When blogger Essena O’Neill quit her dream ‘online life’ on social media, making headlines all over the world, the unintended irony was that she demonstrated the influence of bloggers. And it’s not just corporates who are wooing them. An increasing number of charities are working with bloggers in a quest to reach more people and boost their brands. Samantha Partridge, Online Content Manager at YHA, agrees: ‘Bloggers are becoming an increasingly important avenue to promoting organisations online as their reach on both their blogs and social media channels can be phenomenal, not to mention the SEO potential.’ Meanwhile, Emma Wilson, Senior Communications Officer at The Children’s Society, has seen some great results from working with bloggers on their Seriously Awkward campaign to protect 16 and 17 year olds from harm, abuse and neglect. She told me that, ‘Bloggers have helped us reach tens of thousands of new people, generating more support for the campaign as well as in depth discussions online about the issues.’ Like many of the bloggers I know, I get approached by many charities. I’m always mindful that blogger outreach is labour intensive, but it does pay off, making a huge difference to your brand and campaign outcomes. I’ve talked to a bunch of well known bloggers about what makes them more likely to engage with nonprofits.
Connect on a personal level

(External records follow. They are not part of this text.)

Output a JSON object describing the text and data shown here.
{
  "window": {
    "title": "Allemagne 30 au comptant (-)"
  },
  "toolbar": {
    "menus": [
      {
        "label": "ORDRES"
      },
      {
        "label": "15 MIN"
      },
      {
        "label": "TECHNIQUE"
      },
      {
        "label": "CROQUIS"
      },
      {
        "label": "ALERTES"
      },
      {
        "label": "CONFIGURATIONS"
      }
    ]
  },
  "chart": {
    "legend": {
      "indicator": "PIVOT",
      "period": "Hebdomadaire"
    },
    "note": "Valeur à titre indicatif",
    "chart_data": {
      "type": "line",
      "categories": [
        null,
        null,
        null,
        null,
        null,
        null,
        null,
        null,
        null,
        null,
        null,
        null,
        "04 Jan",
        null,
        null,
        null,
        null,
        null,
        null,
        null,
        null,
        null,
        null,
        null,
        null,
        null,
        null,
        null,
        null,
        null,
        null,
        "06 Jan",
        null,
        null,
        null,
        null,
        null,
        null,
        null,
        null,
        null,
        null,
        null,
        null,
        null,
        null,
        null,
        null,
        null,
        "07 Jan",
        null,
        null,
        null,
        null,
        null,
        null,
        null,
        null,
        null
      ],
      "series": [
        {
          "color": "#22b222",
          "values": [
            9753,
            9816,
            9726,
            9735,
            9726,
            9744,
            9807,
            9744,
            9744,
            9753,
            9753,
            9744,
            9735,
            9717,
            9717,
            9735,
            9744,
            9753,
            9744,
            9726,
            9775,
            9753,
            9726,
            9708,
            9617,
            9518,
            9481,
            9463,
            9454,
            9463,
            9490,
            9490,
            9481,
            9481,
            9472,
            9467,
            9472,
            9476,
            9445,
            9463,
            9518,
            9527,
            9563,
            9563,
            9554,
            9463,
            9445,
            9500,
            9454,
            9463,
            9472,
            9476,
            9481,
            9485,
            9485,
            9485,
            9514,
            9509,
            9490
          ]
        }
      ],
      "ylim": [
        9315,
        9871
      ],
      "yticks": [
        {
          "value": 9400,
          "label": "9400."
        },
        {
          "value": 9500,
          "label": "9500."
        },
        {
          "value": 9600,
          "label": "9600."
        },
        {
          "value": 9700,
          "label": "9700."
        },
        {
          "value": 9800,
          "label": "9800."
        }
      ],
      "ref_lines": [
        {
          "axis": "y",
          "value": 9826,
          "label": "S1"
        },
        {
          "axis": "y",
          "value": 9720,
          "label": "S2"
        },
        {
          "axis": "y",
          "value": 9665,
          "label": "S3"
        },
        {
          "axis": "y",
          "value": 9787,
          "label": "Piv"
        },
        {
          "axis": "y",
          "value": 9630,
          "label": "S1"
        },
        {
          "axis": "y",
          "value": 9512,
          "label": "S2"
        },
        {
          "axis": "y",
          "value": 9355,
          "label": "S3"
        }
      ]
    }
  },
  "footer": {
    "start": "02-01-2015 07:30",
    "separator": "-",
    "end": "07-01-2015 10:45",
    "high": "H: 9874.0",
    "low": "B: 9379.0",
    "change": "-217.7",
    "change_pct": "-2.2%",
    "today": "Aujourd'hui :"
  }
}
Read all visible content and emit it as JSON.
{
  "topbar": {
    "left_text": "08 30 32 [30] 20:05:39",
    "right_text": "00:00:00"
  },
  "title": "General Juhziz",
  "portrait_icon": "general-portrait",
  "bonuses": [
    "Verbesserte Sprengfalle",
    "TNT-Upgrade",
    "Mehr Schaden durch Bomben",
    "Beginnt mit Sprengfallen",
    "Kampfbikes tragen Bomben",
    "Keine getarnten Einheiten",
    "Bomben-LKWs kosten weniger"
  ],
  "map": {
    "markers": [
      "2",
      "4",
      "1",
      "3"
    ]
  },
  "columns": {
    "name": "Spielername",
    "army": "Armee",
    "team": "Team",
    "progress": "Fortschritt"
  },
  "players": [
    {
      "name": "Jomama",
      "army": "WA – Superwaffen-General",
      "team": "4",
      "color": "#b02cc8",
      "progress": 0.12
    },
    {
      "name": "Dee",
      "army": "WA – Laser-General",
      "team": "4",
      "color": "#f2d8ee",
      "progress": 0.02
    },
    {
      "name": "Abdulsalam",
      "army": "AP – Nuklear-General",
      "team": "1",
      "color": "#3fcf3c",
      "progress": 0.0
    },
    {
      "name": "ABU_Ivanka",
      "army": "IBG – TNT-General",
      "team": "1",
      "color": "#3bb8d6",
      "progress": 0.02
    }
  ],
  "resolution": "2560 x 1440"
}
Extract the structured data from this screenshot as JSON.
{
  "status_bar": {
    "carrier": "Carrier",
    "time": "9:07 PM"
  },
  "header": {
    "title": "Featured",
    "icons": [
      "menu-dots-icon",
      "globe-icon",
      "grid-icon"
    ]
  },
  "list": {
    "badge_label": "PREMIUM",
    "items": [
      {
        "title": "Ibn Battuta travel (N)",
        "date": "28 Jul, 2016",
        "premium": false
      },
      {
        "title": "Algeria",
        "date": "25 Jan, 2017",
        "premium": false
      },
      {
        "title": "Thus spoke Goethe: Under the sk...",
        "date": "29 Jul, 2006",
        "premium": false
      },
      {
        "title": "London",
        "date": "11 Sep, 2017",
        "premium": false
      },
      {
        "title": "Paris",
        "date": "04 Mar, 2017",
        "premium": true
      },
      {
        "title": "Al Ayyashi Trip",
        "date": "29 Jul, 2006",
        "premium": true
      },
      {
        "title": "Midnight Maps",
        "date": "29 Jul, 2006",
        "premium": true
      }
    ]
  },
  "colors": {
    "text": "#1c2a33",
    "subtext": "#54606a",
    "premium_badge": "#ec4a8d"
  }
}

Bloggers are not journalists, and whether they make a living solely from their blog or not, it’s likely to be their passion. Blogger Kathy B says, ‘I want an organisation to use my first name, tell me about what they do, and express why they want to work with me.’ Bloggers value a personal, informal, yet professional approach and anything that seems transactional is a turn off. Jen Lowthrop, who writes travel blog She Gets Around , supports this view: ‘Bloggers today are savvy and business minded. Gone are the days of sending a press release or inviting a blogger to an event in exchange for a write up.’ On the same note, freelance writer and blogger Helen Redding advises charities to attach relevant information such as press releases in their emails, rather than links to general information on their website, as it ‘shows a level of care and thought has been put into the approach.’
Do your research
It may seem obvious but you’d be surprised by how many organisations don’t do this. It’s pretty obvious from my blog that I write about charities and digital marketing, yet I’ve had press releases about random topics such as cocktail bars, electric toothbrushes and hovercraft. Fitness blogger Helen of org.uk told me that, ‘I’m more likely to engage and work with a charity to promote their event if I feel that they’ve had a look through my blog and taken the time to research me and their charity is likely to be a good fit.’ Demonstrating that you share the bloggers’ values is even better. Kathy B was recently impressed by a breast cancer charity who wanted her to raise awareness of their campaign. ‘They addressed me like an old friend, referred to a specific sentence of a post I penned earlier this year that indicated my support of their cause, complimented my site, and communicated their own belief in and enthusiasm for their work,’ she says. ‘I was touched, inspired, and instantly invested in the project. I’m still working with them and have upped my monthly donation, too.’
Blogger Liz Burton says that charities who have taken the time to offer ‘unique and engaging content’ are more likely to stand out in her inbox. She cites a charity who invited her to meet Sir Ranulph Fiennes as he trained to run the Marathon Des Sables and another who asked for her input into a new children’s subscription pack they were putting together as ‘these are the kinds of activities that make interesting write ups for my readers.’
Play a long game
If there’s a good fit with your brand and its values, bloggers will be keen to invest in a relationship with you, especially if you demonstrate the same level of commitment. Liz Burton told me that, ‘The collaborations that work best for me are those who genuinely want to nurture long-term relationships. I’m usually pretty disengaged by any brand or charity that blanket emails me with a press release, but charities or organisations who go out of their way to do their research, find out about me as a person and want my support will get it.’
Bloggers like to see that their content hasn’t gone unnoticed. Redding suggests, ‘Don’t let blog posts go unshared or unretweeted – bloggers like to feel that what they’ve done has been picked up by those who asked them to do it.’
Prioritise quality over quantity.
Successful blogger outreach requires a significant investment of time but has big benefits for charities, so it’s fine to cherrypick. Lowthrop points out that it’s worth charities taking the time to build ‘deeper, longer term partnerships’ as they could lead to bloggers becoming brand ambassadors or creating a series of blog posts or videos. She feels that, ‘It will be better to you in the long run to work smartly and personally with a select few bloggers than spread yourself too thinly amongst many.’ So that’s how you do blogger outreach. What tips have worked for you?